EXERCISE:
For the data below, give the number of lines containing "JSON" and nothing more.

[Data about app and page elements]
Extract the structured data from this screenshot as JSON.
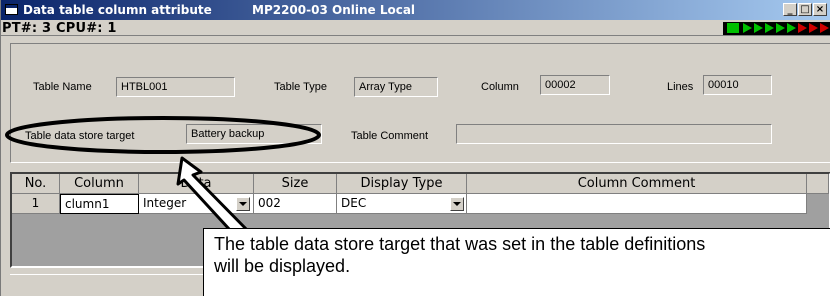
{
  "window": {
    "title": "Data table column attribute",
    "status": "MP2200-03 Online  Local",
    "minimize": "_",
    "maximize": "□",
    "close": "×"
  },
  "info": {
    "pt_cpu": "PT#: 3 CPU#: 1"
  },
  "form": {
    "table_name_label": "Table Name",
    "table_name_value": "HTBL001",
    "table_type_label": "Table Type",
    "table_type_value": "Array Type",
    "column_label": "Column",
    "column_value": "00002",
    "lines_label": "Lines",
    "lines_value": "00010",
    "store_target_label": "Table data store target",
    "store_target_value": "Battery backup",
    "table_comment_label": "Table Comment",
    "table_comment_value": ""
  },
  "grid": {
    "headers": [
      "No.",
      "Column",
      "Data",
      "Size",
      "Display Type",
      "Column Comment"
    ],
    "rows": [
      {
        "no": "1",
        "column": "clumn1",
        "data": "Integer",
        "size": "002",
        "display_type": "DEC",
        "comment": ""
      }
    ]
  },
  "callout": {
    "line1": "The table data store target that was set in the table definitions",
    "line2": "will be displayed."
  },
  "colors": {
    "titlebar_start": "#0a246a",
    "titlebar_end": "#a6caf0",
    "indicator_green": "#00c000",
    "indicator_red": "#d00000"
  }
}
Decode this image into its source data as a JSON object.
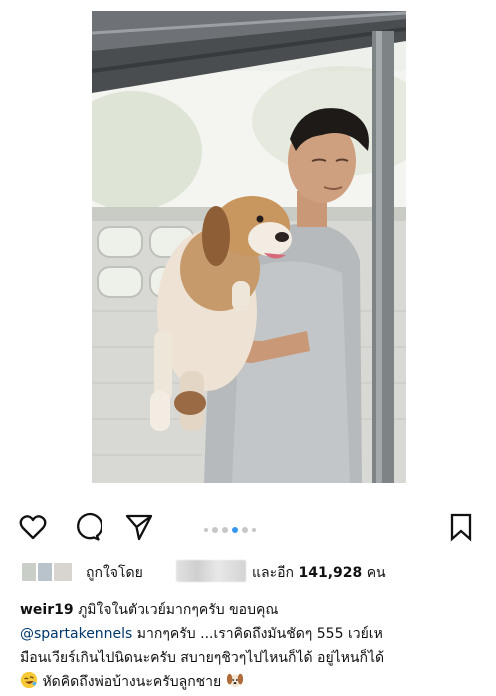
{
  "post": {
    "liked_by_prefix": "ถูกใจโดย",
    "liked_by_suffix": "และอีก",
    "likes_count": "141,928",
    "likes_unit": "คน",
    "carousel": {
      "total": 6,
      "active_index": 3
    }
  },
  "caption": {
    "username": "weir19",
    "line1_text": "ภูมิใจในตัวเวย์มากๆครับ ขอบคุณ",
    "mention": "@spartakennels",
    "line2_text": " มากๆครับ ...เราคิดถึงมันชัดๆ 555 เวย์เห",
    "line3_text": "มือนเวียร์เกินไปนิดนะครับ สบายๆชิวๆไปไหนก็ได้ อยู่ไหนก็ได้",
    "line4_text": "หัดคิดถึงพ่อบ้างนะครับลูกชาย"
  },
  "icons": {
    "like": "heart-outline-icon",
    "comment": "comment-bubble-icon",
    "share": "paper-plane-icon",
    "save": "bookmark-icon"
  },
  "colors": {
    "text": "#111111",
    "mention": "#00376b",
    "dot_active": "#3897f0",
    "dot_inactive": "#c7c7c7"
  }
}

REPLY:
2